Apparently a bipartisan group of House members is urging the Super Committee to put “everything” “on the table” in order to reach its elusive “grand bargain.” For most people, the “bargain” isn’t going to be so grand if everything, including cuts to Medicare and Medicaid, is “on the table.” Do lawmakers not realize that “grand bargain” is an unfortunate choice of words to describe their hoped-for deal?
You know how living in a polluted city makes it hard to recognize how putrid the air around you is …that, to recognize how much it reeks, you have to get out of town? Congress operates in a
world gated community that reeks of privilege and entitlement. And I’m starting to think that maybe some members of Congress are a bit out of touch. Their gated community world is too far-removed from the real world. For example:
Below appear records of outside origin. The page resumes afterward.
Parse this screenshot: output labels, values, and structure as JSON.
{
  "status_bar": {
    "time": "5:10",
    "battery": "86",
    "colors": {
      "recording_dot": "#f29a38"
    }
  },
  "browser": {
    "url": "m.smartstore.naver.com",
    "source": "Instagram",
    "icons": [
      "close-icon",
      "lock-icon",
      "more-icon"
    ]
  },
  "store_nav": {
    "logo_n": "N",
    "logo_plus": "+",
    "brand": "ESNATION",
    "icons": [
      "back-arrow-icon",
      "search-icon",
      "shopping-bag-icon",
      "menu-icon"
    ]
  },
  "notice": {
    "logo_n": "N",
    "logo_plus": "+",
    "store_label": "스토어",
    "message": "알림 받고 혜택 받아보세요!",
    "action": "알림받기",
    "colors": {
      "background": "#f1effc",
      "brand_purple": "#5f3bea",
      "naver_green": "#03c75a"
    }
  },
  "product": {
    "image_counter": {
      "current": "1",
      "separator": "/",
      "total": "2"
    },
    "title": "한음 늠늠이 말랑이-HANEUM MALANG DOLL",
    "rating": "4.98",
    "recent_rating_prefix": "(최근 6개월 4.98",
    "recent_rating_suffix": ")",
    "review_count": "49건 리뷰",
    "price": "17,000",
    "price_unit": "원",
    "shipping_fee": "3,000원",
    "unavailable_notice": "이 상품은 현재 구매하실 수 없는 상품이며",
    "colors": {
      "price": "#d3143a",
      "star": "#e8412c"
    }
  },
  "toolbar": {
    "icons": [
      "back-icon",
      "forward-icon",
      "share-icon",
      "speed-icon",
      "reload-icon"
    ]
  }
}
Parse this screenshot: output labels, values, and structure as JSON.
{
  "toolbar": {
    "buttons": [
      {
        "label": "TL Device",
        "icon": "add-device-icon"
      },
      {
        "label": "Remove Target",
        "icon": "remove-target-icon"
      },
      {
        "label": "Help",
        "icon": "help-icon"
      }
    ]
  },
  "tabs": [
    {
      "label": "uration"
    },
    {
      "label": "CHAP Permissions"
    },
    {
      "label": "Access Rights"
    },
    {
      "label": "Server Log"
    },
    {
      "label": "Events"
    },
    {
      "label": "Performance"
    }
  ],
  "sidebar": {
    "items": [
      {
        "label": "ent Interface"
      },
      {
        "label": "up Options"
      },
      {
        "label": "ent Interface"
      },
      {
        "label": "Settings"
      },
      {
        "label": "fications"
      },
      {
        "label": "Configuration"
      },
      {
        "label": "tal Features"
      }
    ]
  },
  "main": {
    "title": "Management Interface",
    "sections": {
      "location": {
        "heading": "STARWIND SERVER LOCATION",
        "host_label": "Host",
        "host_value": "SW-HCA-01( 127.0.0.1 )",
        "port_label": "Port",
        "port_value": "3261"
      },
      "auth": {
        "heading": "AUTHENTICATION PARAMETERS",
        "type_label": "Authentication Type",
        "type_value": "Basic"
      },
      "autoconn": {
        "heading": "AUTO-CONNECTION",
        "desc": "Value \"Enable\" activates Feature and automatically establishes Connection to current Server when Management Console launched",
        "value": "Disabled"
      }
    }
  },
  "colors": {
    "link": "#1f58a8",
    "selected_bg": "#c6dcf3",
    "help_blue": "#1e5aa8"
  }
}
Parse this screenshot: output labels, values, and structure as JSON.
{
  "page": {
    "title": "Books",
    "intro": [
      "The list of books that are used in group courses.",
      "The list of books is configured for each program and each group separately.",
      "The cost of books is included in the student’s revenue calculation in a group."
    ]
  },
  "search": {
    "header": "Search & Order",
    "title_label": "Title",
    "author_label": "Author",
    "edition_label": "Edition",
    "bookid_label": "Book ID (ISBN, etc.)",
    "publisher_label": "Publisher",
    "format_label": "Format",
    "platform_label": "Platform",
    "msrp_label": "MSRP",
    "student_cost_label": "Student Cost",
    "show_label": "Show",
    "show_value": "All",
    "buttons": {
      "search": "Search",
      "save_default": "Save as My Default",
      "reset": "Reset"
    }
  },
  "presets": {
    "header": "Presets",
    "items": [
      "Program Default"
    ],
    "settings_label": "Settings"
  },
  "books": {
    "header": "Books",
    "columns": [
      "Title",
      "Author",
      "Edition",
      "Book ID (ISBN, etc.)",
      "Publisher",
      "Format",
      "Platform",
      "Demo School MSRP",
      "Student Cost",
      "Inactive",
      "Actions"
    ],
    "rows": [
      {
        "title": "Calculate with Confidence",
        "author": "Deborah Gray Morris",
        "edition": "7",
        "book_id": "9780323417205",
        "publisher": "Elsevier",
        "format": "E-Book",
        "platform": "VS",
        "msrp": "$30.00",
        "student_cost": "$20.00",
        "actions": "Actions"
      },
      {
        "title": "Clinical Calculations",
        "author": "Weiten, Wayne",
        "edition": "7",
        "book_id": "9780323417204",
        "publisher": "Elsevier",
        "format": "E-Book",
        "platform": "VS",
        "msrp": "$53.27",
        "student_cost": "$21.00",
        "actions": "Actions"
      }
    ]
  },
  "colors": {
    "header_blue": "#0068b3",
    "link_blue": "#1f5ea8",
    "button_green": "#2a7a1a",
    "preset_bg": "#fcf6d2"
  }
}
Gated Community: Within the U.S. Treasury is a pot of money (and I’m not making this up) called "The Senate Hair Care Revolving Fund," dedicated to the care of senate members’ hair. The amount of money in the fund: over $261,000.
Real World: There is no money available to maintain current levels of funding for Medicare and Medicaid, according to members of Congress who want to “reform” these two programs.
Gated Community: During the last six months of FY 2009, House members and their staffs spent over $400,000 on bottled water.
Real World: Many people drink tap water, which they filter at home and transport in water bottles that you can buy and re-use. People whose water has been contaminated by fracking are up a radioactive creek.
Gated Community: During the last half of FY 2009, the House spent $640,000 for “habitation expenses,” which, per its Statement of Disbursements (SOD), refer to “minor, minimal expenses incurred for decorating offices (pictures and welcome mats).”
Real World: $640,000…that’s a lot of welcome mats.
OK, a couple hundred thousand dollars here and there don’t constitute a big part of the federal budget. But it’s hard to trust that lawmakers who spend so much on things like coiffures and office tchotchkes understand just how much the rest of us depend on programs like Medicare and Medicaid.